The ITEC MediaPlayer library for Android has been updated to 1.4.0. This new version mainly improves DASH support, but also has a few bugs fixed, small changes and additions to the MediaPlayer/VideoView API, and improved error/exception reporting.

The DASH MPD parser now covers a lot more use cases, including some of the DASH-IF test vectors for which an evaluation protocol is available in the sources. Experimental playback of dynamic content (live streams) is also possible now, but MPD updates are not supported yet. An important feature that is still missing is support of single-segment streams, which is why many of the test vectors still fail. Anyway, the API of the current version should remain stable for some time while all the missing functionality can be implemented under the hood, if interest calls for it. The demo app has also been updated with the new version of the library and a few usability improvements.

The library is available on GitHub, with updated documentation and sources. Release builds can be obtained from the JCenter repository for easy usage in Android projects through Gradle and Maven. The demo app is online on the Play Store.

ITEC MediaPlayer on GitHub
MediaPlayer-Extended Demo
MediaPlayer-Extended Demo
Price: Free

SRC.NET: A Managed Wrapper for LibSampleRate

I am currently trying to solve licensing issues on an unreleased project I am working on and want to get rid of all dependencies under the GPL, one of which is the libsamplerate resampling library, which I have been using for a few years through a managed .NET wrapper. It is just a small wrapper library but because it proved to be working pretty stable and I also could not find any other nice wrapper as of today, I moved it to a separate project called SRC.NET and published it on GitHub. SRC.NET has been written for stream processing and comes with both x86 and x64 precompiled libsamplerate Windows libraries.
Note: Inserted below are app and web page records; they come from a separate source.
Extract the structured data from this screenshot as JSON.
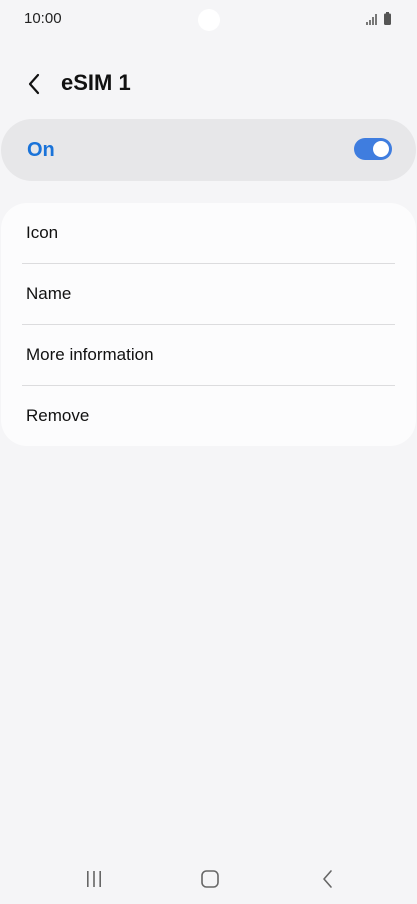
{
  "status_bar": {
    "time": "10:00",
    "icons": [
      "signal-icon",
      "battery-icon"
    ]
  },
  "header": {
    "title": "eSIM 1",
    "back_icon": "chevron-left-icon"
  },
  "master_switch": {
    "label": "On",
    "state": true,
    "accent_color": "#1a73d9",
    "toggle_color": "#3f7ddf"
  },
  "options": [
    {
      "label": "Icon"
    },
    {
      "label": "Name"
    },
    {
      "label": "More information"
    },
    {
      "label": "Remove"
    }
  ],
  "nav_bar": {
    "buttons": [
      "recents-icon",
      "home-icon",
      "back-icon"
    ]
  }
}
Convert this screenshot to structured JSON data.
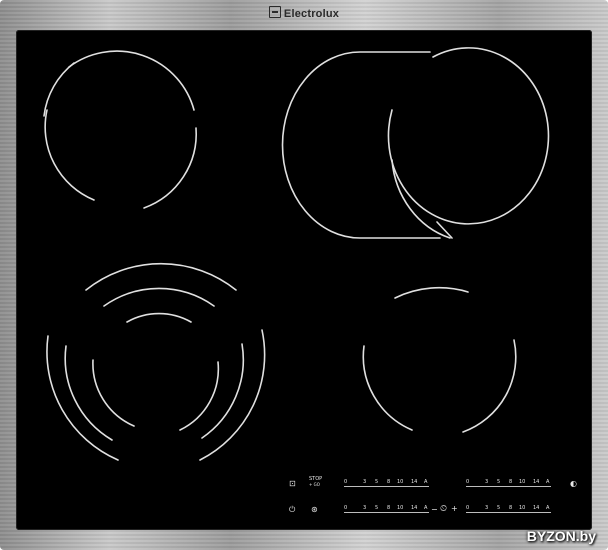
{
  "brand": {
    "name": "Electrolux"
  },
  "controls": {
    "stop_label": "STOP",
    "stop_sub": "+ GO",
    "scales": [
      {
        "ticks": [
          "0",
          "3",
          "5",
          "8",
          "10",
          "14",
          "A"
        ]
      },
      {
        "ticks": [
          "0",
          "3",
          "5",
          "8",
          "10",
          "14",
          "A"
        ]
      },
      {
        "ticks": [
          "0",
          "3",
          "5",
          "8",
          "10",
          "14",
          "A"
        ]
      },
      {
        "ticks": [
          "0",
          "3",
          "5",
          "8",
          "10",
          "14",
          "A"
        ]
      }
    ],
    "timer_minus": "−",
    "timer_plus": "+"
  },
  "watermark": "BYZON.by",
  "colors": {
    "glass": "#000000",
    "frame": "#b5b5b5",
    "zone_line": "#e0e0e0"
  },
  "icons": [
    "lock-icon",
    "stop-go-icon",
    "power-icon",
    "bridge-icon",
    "timer-icon",
    "zone-extend-icon"
  ]
}
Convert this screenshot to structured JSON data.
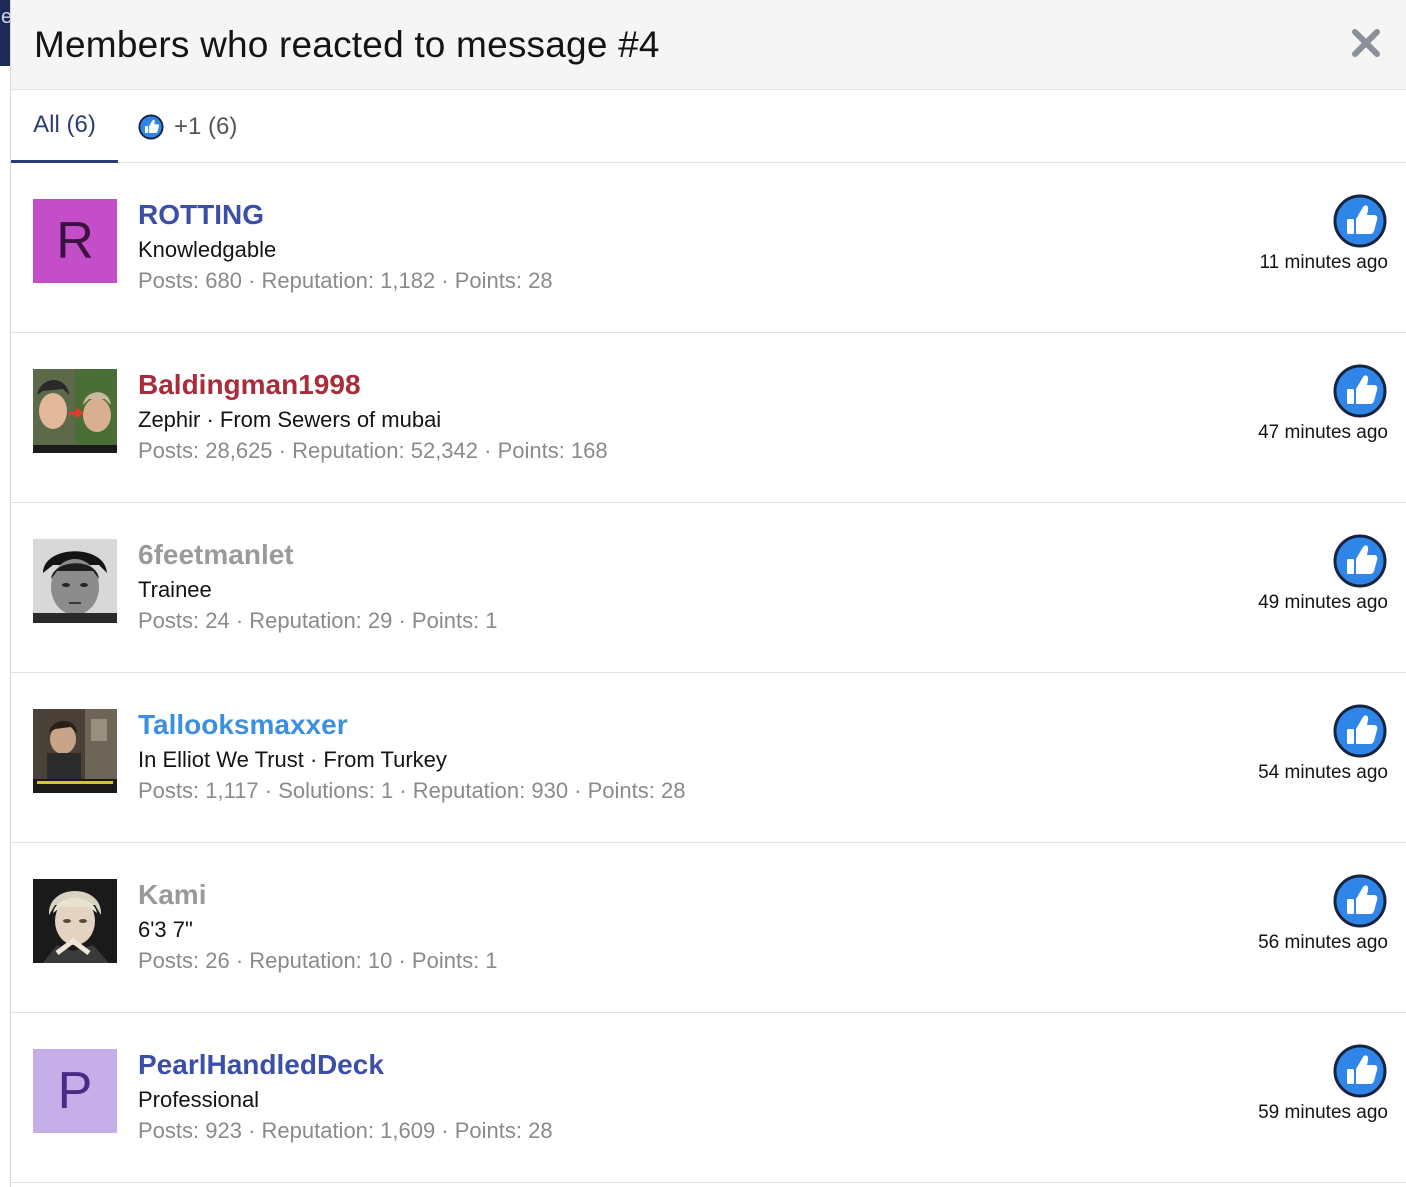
{
  "dialog": {
    "title": "Members who reacted to message #4",
    "close_icon": "close-icon"
  },
  "tabs": [
    {
      "label": "All (6)",
      "active": true
    },
    {
      "label": "+1 (6)",
      "icon": "thumbs-up-icon",
      "active": false
    }
  ],
  "colors": {
    "accent": "#2b3d73",
    "like_blue": "#2f86e8",
    "muted_text": "#8a8a8a",
    "name_blue": "#3b4fa8",
    "name_red": "#a82d3a",
    "name_grey": "#9a9a9a",
    "name_lightblue": "#3d8fe0"
  },
  "members": [
    {
      "username": "ROTTING",
      "title": "Knowledgable",
      "stats": "Posts: 680 · Reputation: 1,182 · Points: 28",
      "time": "11 minutes ago",
      "avatar_letter": "R",
      "avatar_bg": "#c44dc8",
      "avatar_fg": "#3b1240",
      "name_color": "#3b4fa8",
      "reaction_icon": "thumbs-up-icon"
    },
    {
      "username": "Baldingman1998",
      "title": "Zephir · From Sewers of mubai",
      "stats": "Posts: 28,625 · Reputation: 52,342 · Points: 168",
      "time": "47 minutes ago",
      "avatar_letter": "",
      "avatar_bg": "",
      "avatar_fg": "",
      "name_color": "#a82d3a",
      "reaction_icon": "thumbs-up-icon"
    },
    {
      "username": "6feetmanlet",
      "title": "Trainee",
      "stats": "Posts: 24 · Reputation: 29 · Points: 1",
      "time": "49 minutes ago",
      "avatar_letter": "",
      "avatar_bg": "",
      "avatar_fg": "",
      "name_color": "#9a9a9a",
      "reaction_icon": "thumbs-up-icon"
    },
    {
      "username": "Tallooksmaxxer",
      "title": "In Elliot We Trust · From Turkey",
      "stats": "Posts: 1,117 · Solutions: 1 · Reputation: 930 · Points: 28",
      "time": "54 minutes ago",
      "avatar_letter": "",
      "avatar_bg": "",
      "avatar_fg": "",
      "name_color": "#3d8fe0",
      "reaction_icon": "thumbs-up-icon"
    },
    {
      "username": "Kami",
      "title": "6'3 7\"",
      "stats": "Posts: 26 · Reputation: 10 · Points: 1",
      "time": "56 minutes ago",
      "avatar_letter": "",
      "avatar_bg": "",
      "avatar_fg": "",
      "name_color": "#9a9a9a",
      "reaction_icon": "thumbs-up-icon"
    },
    {
      "username": "PearlHandledDeck",
      "title": "Professional",
      "stats": "Posts: 923 · Reputation: 1,609 · Points: 28",
      "time": "59 minutes ago",
      "avatar_letter": "P",
      "avatar_bg": "#c6aee8",
      "avatar_fg": "#4b2a86",
      "name_color": "#3b4fa8",
      "reaction_icon": "thumbs-up-icon"
    }
  ]
}
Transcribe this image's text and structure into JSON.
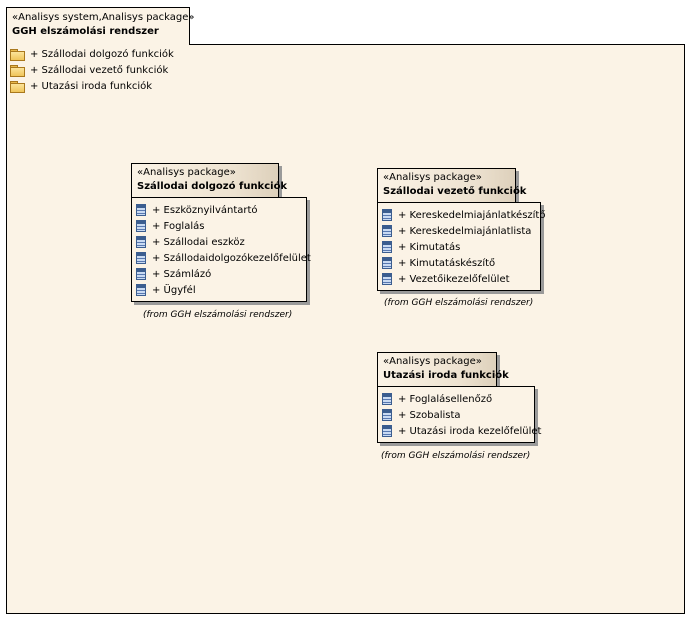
{
  "main_package": {
    "stereotype": "«Analisys system,Analisys package»",
    "name": "GGH elszámolási rendszer",
    "contents": [
      {
        "label": "+ Szállodai dolgozó funkciók",
        "icon": "folder-icon"
      },
      {
        "label": "+ Szállodai vezető funkciók",
        "icon": "folder-icon"
      },
      {
        "label": "+ Utazási iroda funkciók",
        "icon": "folder-icon"
      }
    ]
  },
  "packages": [
    {
      "stereotype": "«Analisys package»",
      "name": "Szállodai dolgozó funkciók",
      "from": "(from GGH elszámolási rendszer)",
      "items": [
        "+ Eszköznyilvántartó",
        "+ Foglalás",
        "+ Szállodai eszköz",
        "+ Szállodaidolgozókezelőfelület",
        "+ Számlázó",
        "+ Ügyfél"
      ]
    },
    {
      "stereotype": "«Analisys package»",
      "name": "Szállodai vezető funkciók",
      "from": "(from GGH elszámolási rendszer)",
      "items": [
        "+ Kereskedelmiajánlatkészítő",
        "+ Kereskedelmiajánlatlista",
        "+ Kimutatás",
        "+ Kimutatáskészítő",
        "+ Vezetőikezelőfelület"
      ]
    },
    {
      "stereotype": "«Analisys package»",
      "name": "Utazási iroda funkciók",
      "from": "(from GGH elszámolási rendszer)",
      "items": [
        "+ Foglaláselle­nőző",
        "+ Szobalista",
        "+ Utazási iroda kezelőfelület"
      ]
    }
  ],
  "colors": {
    "fill": "#fbf3e6",
    "border": "#000000",
    "shadow": "#9a9a9a"
  }
}
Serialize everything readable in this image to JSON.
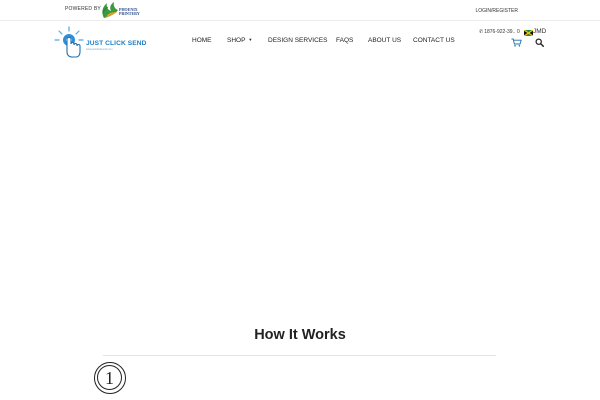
{
  "topbar": {
    "powered_by": "POWERED BY",
    "partner_name_line1": "PHOENIX",
    "partner_name_line2": "PRINTERY",
    "login_register": "LOGIN/REGISTER"
  },
  "brand": {
    "name": "JUST CLICK SEND",
    "tagline": "www.justclicksend.com",
    "accent": "#1f7dc2"
  },
  "nav": {
    "items": [
      {
        "label": "HOME"
      },
      {
        "label": "SHOP",
        "has_dropdown": true
      },
      {
        "label": "DESIGN SERVICES"
      },
      {
        "label": "FAQS"
      },
      {
        "label": "ABOUT US"
      },
      {
        "label": "CONTACT US"
      }
    ]
  },
  "header_tools": {
    "phone": "1876-922-39..",
    "phone_icon": "phone-icon",
    "cart_count": "0",
    "currency": "JMD",
    "cart_icon": "cart-icon",
    "search_icon": "search-icon"
  },
  "section": {
    "title": "How It Works",
    "step_number": "1"
  }
}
Usage is very simple, a small demo application is included in the repository.

SRC.NET Managed LibSampleRate Wrapper on GitHub